Once you have read the records below, print them again exactly as they stand.

-------------------------

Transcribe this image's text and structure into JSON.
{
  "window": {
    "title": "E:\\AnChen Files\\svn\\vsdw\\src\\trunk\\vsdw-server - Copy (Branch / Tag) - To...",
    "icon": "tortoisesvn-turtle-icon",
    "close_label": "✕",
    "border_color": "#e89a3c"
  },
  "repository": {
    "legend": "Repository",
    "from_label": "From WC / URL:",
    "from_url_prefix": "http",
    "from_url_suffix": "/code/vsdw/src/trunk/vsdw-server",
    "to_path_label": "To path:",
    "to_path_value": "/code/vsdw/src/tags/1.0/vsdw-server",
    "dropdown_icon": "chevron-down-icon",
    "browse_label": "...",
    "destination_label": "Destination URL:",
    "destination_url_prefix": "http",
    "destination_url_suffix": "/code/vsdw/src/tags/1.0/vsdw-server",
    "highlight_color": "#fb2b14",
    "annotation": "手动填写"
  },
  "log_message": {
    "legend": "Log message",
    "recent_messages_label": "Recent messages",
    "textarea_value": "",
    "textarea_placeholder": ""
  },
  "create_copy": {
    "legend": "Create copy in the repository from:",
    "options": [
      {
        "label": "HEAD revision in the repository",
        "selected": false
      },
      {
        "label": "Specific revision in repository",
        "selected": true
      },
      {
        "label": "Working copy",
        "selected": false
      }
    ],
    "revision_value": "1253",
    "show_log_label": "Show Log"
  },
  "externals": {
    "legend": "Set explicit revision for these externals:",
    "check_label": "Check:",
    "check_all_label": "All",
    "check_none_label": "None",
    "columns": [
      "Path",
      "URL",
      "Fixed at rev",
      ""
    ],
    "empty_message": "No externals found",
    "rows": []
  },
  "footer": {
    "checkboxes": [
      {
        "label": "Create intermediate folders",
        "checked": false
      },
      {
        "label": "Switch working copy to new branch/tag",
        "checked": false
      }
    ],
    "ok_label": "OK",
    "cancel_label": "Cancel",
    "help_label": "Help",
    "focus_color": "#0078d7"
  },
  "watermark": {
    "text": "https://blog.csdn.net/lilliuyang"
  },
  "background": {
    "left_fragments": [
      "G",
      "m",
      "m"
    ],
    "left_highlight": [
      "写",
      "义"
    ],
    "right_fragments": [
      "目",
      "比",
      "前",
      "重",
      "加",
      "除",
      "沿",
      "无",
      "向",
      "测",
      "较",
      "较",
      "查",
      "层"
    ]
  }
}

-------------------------

[TASK SOLUTION]
Transcribe this image's text and structure into JSON.
{
  "window": {
    "title": "E:\\AnChen Files\\svn\\vsdw\\src\\trunk\\vsdw-server - Copy (Branch / Tag) - To...",
    "icon": "tortoisesvn-turtle-icon",
    "close_label": "✕",
    "border_color": "#e89a3c"
  },
  "repository": {
    "legend": "Repository",
    "from_label": "From WC / URL:",
    "from_url_prefix": "http",
    "from_url_suffix": "/code/vsdw/src/trunk/vsdw-server",
    "to_path_label": "To path:",
    "to_path_value": "/code/vsdw/src/tags/1.0/vsdw-server",
    "dropdown_icon": "chevron-down-icon",
    "browse_label": "...",
    "destination_label": "Destination URL:",
    "destination_url_prefix": "http",
    "destination_url_suffix": "/code/vsdw/src/tags/1.0/vsdw-server",
    "highlight_color": "#fb2b14",
    "annotation": "手动填写"
  },
  "log_message": {
    "legend": "Log message",
    "recent_messages_label": "Recent messages",
    "textarea_value": "",
    "textarea_placeholder": ""
  },
  "create_copy": {
    "legend": "Create copy in the repository from:",
    "options": [
      {
        "label": "HEAD revision in the repository",
        "selected": false
      },
      {
        "label": "Specific revision in repository",
        "selected": true
      },
      {
        "label": "Working copy",
        "selected": false
      }
    ],
    "revision_value": "1253",
    "show_log_label": "Show Log"
  },
  "externals": {
    "legend": "Set explicit revision for these externals:",
    "check_label": "Check:",
    "check_all_label": "All",
    "check_none_label": "None",
    "columns": [
      "Path",
      "URL",
      "Fixed at rev",
      ""
    ],
    "empty_message": "No externals found",
    "rows": []
  },
  "footer": {
    "checkboxes": [
      {
        "label": "Create intermediate folders",
        "checked": false
      },
      {
        "label": "Switch working copy to new branch/tag",
        "checked": false
      }
    ],
    "ok_label": "OK",
    "cancel_label": "Cancel",
    "help_label": "Help",
    "focus_color": "#0078d7"
  },
  "watermark": {
    "text": "https://blog.csdn.net/lilliuyang"
  },
  "background": {
    "left_fragments": [
      "G",
      "m",
      "m"
    ],
    "left_highlight": [
      "写",
      "义"
    ],
    "right_fragments": [
      "目",
      "比",
      "前",
      "重",
      "加",
      "除",
      "沿",
      "无",
      "向",
      "测",
      "较",
      "较",
      "查",
      "层"
    ]
  }
}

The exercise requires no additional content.